## [SOURCE RECORDS]
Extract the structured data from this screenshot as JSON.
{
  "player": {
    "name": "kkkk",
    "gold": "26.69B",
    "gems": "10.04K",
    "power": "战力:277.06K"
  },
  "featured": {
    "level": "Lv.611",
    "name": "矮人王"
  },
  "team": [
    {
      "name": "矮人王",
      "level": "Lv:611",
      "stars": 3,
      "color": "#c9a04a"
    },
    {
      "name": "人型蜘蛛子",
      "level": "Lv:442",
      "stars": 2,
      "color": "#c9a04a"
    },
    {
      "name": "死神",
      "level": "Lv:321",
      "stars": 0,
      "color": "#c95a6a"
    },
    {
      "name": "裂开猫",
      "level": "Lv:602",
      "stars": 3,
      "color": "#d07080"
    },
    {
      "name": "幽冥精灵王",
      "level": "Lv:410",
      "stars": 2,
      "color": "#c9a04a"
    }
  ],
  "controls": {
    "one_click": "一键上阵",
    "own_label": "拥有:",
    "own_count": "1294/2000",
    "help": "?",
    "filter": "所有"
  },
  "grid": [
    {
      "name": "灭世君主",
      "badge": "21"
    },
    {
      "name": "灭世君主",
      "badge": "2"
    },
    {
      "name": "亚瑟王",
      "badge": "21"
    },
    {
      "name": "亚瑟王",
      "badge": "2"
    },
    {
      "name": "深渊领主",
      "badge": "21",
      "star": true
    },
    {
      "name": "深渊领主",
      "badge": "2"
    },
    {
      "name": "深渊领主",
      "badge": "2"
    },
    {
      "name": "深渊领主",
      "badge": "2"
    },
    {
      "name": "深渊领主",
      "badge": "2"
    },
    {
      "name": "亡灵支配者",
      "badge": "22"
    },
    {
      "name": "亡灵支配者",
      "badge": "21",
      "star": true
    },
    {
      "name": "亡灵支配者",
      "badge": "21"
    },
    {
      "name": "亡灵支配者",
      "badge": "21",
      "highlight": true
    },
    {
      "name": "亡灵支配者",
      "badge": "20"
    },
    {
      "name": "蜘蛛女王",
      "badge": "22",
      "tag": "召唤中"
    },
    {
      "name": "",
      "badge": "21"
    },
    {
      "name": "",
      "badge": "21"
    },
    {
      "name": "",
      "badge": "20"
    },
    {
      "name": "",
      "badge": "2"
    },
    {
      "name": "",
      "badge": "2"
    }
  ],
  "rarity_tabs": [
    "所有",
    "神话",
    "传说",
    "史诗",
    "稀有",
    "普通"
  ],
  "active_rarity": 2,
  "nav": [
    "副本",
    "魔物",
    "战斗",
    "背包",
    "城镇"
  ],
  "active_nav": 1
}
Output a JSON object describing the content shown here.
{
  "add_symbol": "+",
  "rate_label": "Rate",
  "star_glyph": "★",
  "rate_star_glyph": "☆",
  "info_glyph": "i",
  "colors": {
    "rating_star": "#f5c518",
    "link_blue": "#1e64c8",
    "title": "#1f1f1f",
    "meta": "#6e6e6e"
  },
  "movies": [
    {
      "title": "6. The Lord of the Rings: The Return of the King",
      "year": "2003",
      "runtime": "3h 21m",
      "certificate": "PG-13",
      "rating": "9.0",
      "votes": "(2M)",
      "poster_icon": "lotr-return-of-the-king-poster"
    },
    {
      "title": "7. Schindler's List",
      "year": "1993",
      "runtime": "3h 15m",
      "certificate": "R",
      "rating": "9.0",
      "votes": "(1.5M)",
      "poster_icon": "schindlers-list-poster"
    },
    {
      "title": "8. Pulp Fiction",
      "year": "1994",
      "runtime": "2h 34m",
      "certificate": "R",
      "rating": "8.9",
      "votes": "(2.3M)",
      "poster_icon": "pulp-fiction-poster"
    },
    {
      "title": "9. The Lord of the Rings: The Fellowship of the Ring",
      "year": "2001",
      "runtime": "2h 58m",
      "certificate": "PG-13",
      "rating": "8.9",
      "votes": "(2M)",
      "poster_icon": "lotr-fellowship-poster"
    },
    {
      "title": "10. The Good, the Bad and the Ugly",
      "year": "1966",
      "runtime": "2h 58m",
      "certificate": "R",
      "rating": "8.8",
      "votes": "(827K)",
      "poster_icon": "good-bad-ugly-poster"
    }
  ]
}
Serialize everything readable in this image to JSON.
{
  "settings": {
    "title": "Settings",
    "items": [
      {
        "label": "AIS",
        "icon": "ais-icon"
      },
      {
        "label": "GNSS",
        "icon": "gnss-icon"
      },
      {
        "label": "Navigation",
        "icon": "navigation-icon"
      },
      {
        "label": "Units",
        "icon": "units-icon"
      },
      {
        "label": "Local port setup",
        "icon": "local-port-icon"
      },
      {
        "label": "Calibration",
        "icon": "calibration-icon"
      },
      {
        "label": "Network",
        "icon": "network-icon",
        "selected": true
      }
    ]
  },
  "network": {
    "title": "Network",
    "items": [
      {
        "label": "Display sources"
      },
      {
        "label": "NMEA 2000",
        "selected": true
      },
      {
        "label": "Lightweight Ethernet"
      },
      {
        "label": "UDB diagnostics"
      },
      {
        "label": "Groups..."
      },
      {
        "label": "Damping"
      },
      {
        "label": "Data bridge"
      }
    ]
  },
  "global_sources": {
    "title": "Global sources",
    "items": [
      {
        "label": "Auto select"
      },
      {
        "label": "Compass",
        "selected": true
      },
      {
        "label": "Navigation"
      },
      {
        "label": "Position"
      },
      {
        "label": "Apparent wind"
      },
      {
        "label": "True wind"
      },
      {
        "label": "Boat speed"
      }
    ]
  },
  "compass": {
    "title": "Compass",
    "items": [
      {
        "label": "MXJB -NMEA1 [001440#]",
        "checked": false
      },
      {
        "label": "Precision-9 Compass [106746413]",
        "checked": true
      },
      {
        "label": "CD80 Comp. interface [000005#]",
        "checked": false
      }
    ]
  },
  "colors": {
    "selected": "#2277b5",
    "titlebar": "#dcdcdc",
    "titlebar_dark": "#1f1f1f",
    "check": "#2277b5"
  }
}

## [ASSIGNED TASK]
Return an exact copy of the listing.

## [TASK OUTPUT]
Extract the structured data from this screenshot as JSON.
{
  "player": {
    "name": "kkkk",
    "gold": "26.69B",
    "gems": "10.04K",
    "power": "战力:277.06K"
  },
  "featured": {
    "level": "Lv.611",
    "name": "矮人王"
  },
  "team": [
    {
      "name": "矮人王",
      "level": "Lv:611",
      "stars": 3,
      "color": "#c9a04a"
    },
    {
      "name": "人型蜘蛛子",
      "level": "Lv:442",
      "stars": 2,
      "color": "#c9a04a"
    },
    {
      "name": "死神",
      "level": "Lv:321",
      "stars": 0,
      "color": "#c95a6a"
    },
    {
      "name": "裂开猫",
      "level": "Lv:602",
      "stars": 3,
      "color": "#d07080"
    },
    {
      "name": "幽冥精灵王",
      "level": "Lv:410",
      "stars": 2,
      "color": "#c9a04a"
    }
  ],
  "controls": {
    "one_click": "一键上阵",
    "own_label": "拥有:",
    "own_count": "1294/2000",
    "help": "?",
    "filter": "所有"
  },
  "grid": [
    {
      "name": "灭世君主",
      "badge": "21"
    },
    {
      "name": "灭世君主",
      "badge": "2"
    },
    {
      "name": "亚瑟王",
      "badge": "21"
    },
    {
      "name": "亚瑟王",
      "badge": "2"
    },
    {
      "name": "深渊领主",
      "badge": "21",
      "star": true
    },
    {
      "name": "深渊领主",
      "badge": "2"
    },
    {
      "name": "深渊领主",
      "badge": "2"
    },
    {
      "name": "深渊领主",
      "badge": "2"
    },
    {
      "name": "深渊领主",
      "badge": "2"
    },
    {
      "name": "亡灵支配者",
      "badge": "22"
    },
    {
      "name": "亡灵支配者",
      "badge": "21",
      "star": true
    },
    {
      "name": "亡灵支配者",
      "badge": "21"
    },
    {
      "name": "亡灵支配者",
      "badge": "21",
      "highlight": true
    },
    {
      "name": "亡灵支配者",
      "badge": "20"
    },
    {
      "name": "蜘蛛女王",
      "badge": "22",
      "tag": "召唤中"
    },
    {
      "name": "",
      "badge": "21"
    },
    {
      "name": "",
      "badge": "21"
    },
    {
      "name": "",
      "badge": "20"
    },
    {
      "name": "",
      "badge": "2"
    },
    {
      "name": "",
      "badge": "2"
    }
  ],
  "rarity_tabs": [
    "所有",
    "神话",
    "传说",
    "史诗",
    "稀有",
    "普通"
  ],
  "active_rarity": 2,
  "nav": [
    "副本",
    "魔物",
    "战斗",
    "背包",
    "城镇"
  ],
  "active_nav": 1
}
Output a JSON object describing the content shown here.
{
  "add_symbol": "+",
  "rate_label": "Rate",
  "star_glyph": "★",
  "rate_star_glyph": "☆",
  "info_glyph": "i",
  "colors": {
    "rating_star": "#f5c518",
    "link_blue": "#1e64c8",
    "title": "#1f1f1f",
    "meta": "#6e6e6e"
  },
  "movies": [
    {
      "title": "6. The Lord of the Rings: The Return of the King",
      "year": "2003",
      "runtime": "3h 21m",
      "certificate": "PG-13",
      "rating": "9.0",
      "votes": "(2M)",
      "poster_icon": "lotr-return-of-the-king-poster"
    },
    {
      "title": "7. Schindler's List",
      "year": "1993",
      "runtime": "3h 15m",
      "certificate": "R",
      "rating": "9.0",
      "votes": "(1.5M)",
      "poster_icon": "schindlers-list-poster"
    },
    {
      "title": "8. Pulp Fiction",
      "year": "1994",
      "runtime": "2h 34m",
      "certificate": "R",
      "rating": "8.9",
      "votes": "(2.3M)",
      "poster_icon": "pulp-fiction-poster"
    },
    {
      "title": "9. The Lord of the Rings: The Fellowship of the Ring",
      "year": "2001",
      "runtime": "2h 58m",
      "certificate": "PG-13",
      "rating": "8.9",
      "votes": "(2M)",
      "poster_icon": "lotr-fellowship-poster"
    },
    {
      "title": "10. The Good, the Bad and the Ugly",
      "year": "1966",
      "runtime": "2h 58m",
      "certificate": "R",
      "rating": "8.8",
      "votes": "(827K)",
      "poster_icon": "good-bad-ugly-poster"
    }
  ]
}
Serialize everything readable in this image to JSON.
{
  "settings": {
    "title": "Settings",
    "items": [
      {
        "label": "AIS",
        "icon": "ais-icon"
      },
      {
        "label": "GNSS",
        "icon": "gnss-icon"
      },
      {
        "label": "Navigation",
        "icon": "navigation-icon"
      },
      {
        "label": "Units",
        "icon": "units-icon"
      },
      {
        "label": "Local port setup",
        "icon": "local-port-icon"
      },
      {
        "label": "Calibration",
        "icon": "calibration-icon"
      },
      {
        "label": "Network",
        "icon": "network-icon",
        "selected": true
      }
    ]
  },
  "network": {
    "title": "Network",
    "items": [
      {
        "label": "Display sources"
      },
      {
        "label": "NMEA 2000",
        "selected": true
      },
      {
        "label": "Lightweight Ethernet"
      },
      {
        "label": "UDB diagnostics"
      },
      {
        "label": "Groups..."
      },
      {
        "label": "Damping"
      },
      {
        "label": "Data bridge"
      }
    ]
  },
  "global_sources": {
    "title": "Global sources",
    "items": [
      {
        "label": "Auto select"
      },
      {
        "label": "Compass",
        "selected": true
      },
      {
        "label": "Navigation"
      },
      {
        "label": "Position"
      },
      {
        "label": "Apparent wind"
      },
      {
        "label": "True wind"
      },
      {
        "label": "Boat speed"
      }
    ]
  },
  "compass": {
    "title": "Compass",
    "items": [
      {
        "label": "MXJB -NMEA1 [001440#]",
        "checked": false
      },
      {
        "label": "Precision-9 Compass [106746413]",
        "checked": true
      },
      {
        "label": "CD80 Comp. interface [000005#]",
        "checked": false
      }
    ]
  },
  "colors": {
    "selected": "#2277b5",
    "titlebar": "#dcdcdc",
    "titlebar_dark": "#1f1f1f",
    "check": "#2277b5"
  }
}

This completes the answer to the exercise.